PROBLEM DETAILS: Extract the stretch of lines that starts at the line with "What data populates" and ends at the last line of the data below. Give it exactly, without pictures.

RECORDS PROVIDED:
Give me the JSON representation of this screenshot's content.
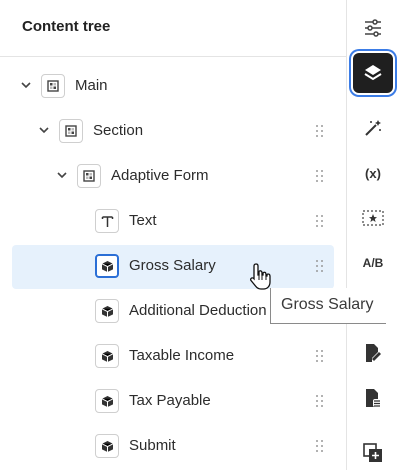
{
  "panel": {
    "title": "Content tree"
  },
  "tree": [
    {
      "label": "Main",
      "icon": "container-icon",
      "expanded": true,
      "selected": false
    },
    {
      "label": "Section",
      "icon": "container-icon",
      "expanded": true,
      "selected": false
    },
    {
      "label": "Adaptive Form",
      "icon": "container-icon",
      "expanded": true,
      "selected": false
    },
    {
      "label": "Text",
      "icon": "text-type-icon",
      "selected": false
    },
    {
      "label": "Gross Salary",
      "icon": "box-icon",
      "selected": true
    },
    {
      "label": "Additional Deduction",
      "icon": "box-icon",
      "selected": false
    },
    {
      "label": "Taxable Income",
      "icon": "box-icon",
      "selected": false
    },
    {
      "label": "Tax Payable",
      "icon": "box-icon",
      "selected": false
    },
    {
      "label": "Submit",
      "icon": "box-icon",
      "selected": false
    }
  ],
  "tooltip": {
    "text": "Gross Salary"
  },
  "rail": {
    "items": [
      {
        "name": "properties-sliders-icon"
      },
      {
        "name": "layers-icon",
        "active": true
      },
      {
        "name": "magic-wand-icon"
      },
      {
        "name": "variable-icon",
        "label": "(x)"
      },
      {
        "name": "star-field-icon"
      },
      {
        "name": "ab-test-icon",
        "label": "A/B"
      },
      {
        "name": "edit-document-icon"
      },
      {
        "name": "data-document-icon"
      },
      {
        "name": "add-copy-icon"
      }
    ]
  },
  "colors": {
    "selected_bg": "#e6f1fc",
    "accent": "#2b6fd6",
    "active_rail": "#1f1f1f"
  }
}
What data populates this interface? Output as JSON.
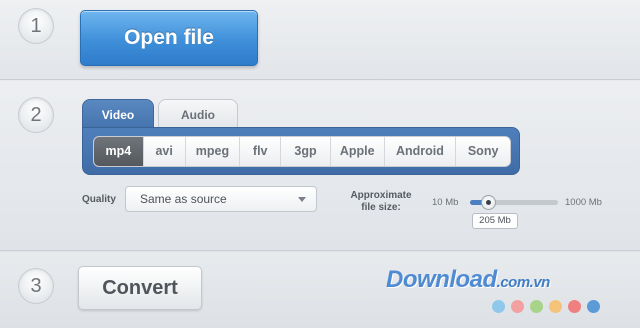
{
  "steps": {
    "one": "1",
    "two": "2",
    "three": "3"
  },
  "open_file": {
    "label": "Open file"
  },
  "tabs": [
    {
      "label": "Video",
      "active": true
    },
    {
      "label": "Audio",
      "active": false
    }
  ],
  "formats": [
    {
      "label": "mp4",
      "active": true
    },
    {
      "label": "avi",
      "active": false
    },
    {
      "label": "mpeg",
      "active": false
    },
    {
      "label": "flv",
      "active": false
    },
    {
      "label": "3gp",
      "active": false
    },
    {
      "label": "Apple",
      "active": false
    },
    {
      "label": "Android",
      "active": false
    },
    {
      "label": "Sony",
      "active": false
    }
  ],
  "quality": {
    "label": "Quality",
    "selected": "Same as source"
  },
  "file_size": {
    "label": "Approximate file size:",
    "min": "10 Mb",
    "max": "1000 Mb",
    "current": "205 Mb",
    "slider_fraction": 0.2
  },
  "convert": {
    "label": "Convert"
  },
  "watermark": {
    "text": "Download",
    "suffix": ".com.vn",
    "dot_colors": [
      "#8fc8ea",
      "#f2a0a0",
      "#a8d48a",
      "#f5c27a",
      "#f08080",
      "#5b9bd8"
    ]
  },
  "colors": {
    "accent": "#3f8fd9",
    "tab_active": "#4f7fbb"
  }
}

PROBLEM SOLUTION:
What data populates this interface? Output as JSON.
{
  "steps": {
    "one": "1",
    "two": "2",
    "three": "3"
  },
  "open_file": {
    "label": "Open file"
  },
  "tabs": [
    {
      "label": "Video",
      "active": true
    },
    {
      "label": "Audio",
      "active": false
    }
  ],
  "formats": [
    {
      "label": "mp4",
      "active": true
    },
    {
      "label": "avi",
      "active": false
    },
    {
      "label": "mpeg",
      "active": false
    },
    {
      "label": "flv",
      "active": false
    },
    {
      "label": "3gp",
      "active": false
    },
    {
      "label": "Apple",
      "active": false
    },
    {
      "label": "Android",
      "active": false
    },
    {
      "label": "Sony",
      "active": false
    }
  ],
  "quality": {
    "label": "Quality",
    "selected": "Same as source"
  },
  "file_size": {
    "label": "Approximate file size:",
    "min": "10 Mb",
    "max": "1000 Mb",
    "current": "205 Mb",
    "slider_fraction": 0.2
  },
  "convert": {
    "label": "Convert"
  },
  "watermark": {
    "text": "Download",
    "suffix": ".com.vn",
    "dot_colors": [
      "#8fc8ea",
      "#f2a0a0",
      "#a8d48a",
      "#f5c27a",
      "#f08080",
      "#5b9bd8"
    ]
  },
  "colors": {
    "accent": "#3f8fd9",
    "tab_active": "#4f7fbb"
  }
}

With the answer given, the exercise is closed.